About this task: Once the pictures are set aside, copy the data below exactly as it stands.

Provided information:
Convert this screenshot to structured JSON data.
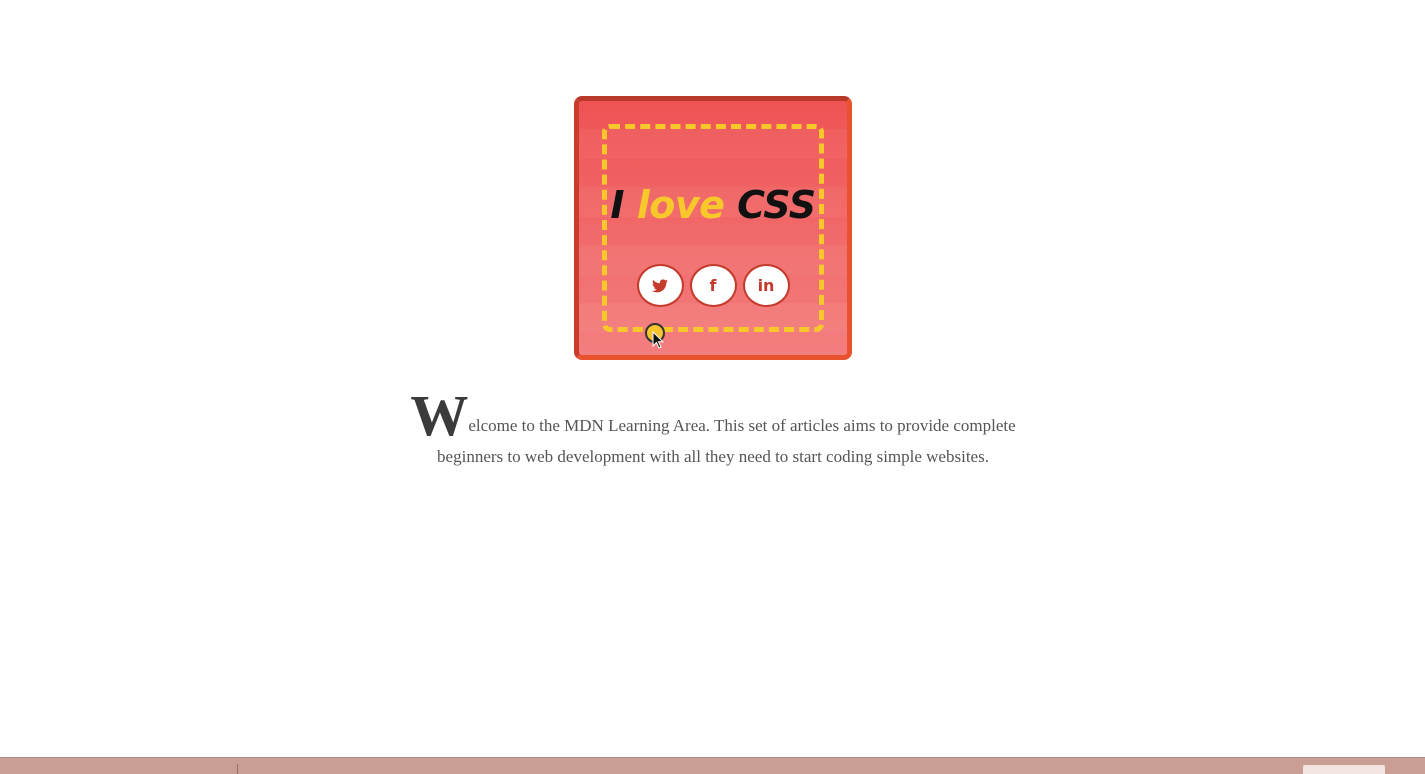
{
  "card": {
    "headline": {
      "part1": "I ",
      "part2": "love",
      "part3": " CSS"
    },
    "colors": {
      "card_bg": "#ef5354",
      "accent_yellow": "#f7c82a",
      "button_border": "#c43a2b"
    },
    "social_buttons": [
      {
        "icon": "twitter-icon"
      },
      {
        "icon": "facebook-icon",
        "glyph": "f"
      },
      {
        "icon": "linkedin-icon",
        "glyph": "in"
      }
    ]
  },
  "intro": {
    "drop_cap": "W",
    "text": "elcome to the MDN Learning Area. This set of articles aims to provide complete beginners to web development with all they need to start coding simple websites."
  }
}
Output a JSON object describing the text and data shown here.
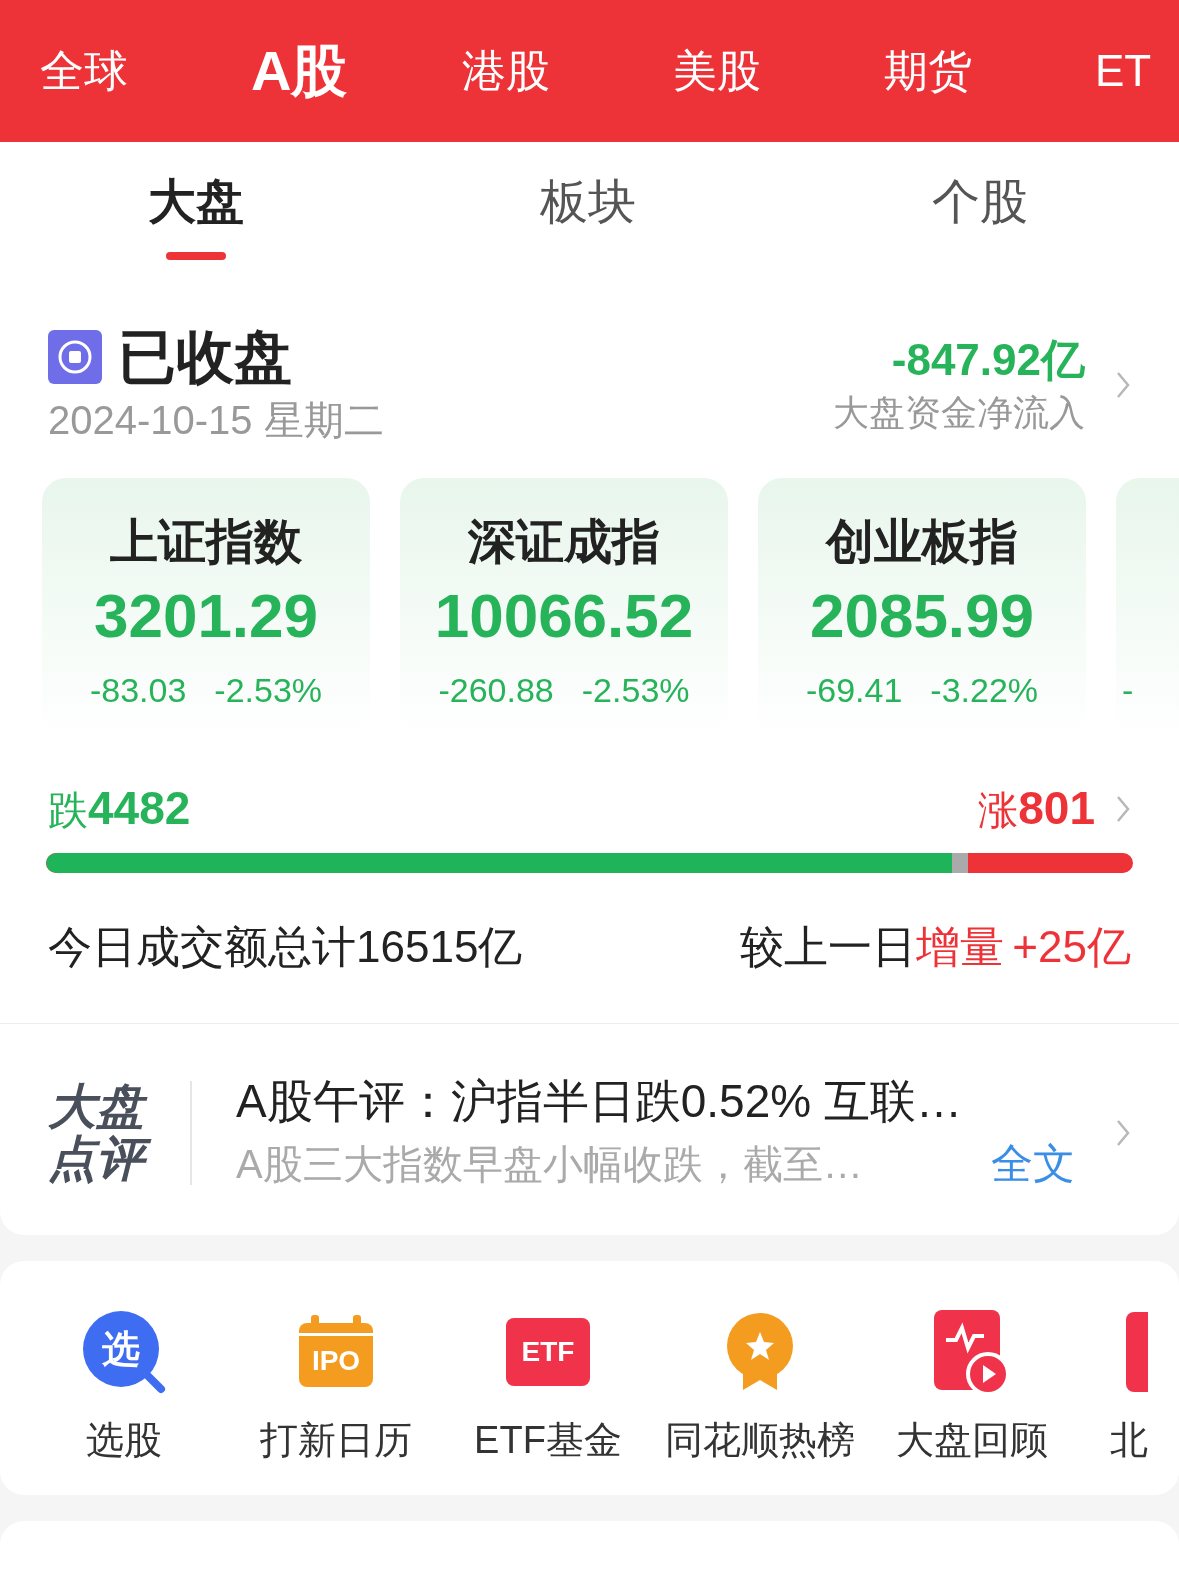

Task result:
Convert this screenshot to structured JSON data.
{
  "card": {
    "headline": {
      "part1": "I ",
      "part2": "love",
      "part3": " CSS"
    },
    "colors": {
      "card_bg": "#ef5354",
      "accent_yellow": "#f7c82a",
      "button_border": "#c43a2b"
    },
    "social_buttons": [
      {
        "icon": "twitter-icon"
      },
      {
        "icon": "facebook-icon",
        "glyph": "f"
      },
      {
        "icon": "linkedin-icon",
        "glyph": "in"
      }
    ]
  },
  "intro": {
    "drop_cap": "W",
    "text": "elcome to the MDN Learning Area. This set of articles aims to provide complete beginners to web development with all they need to start coding simple websites."
  }
}
Output a JSON object describing the text and data shown here.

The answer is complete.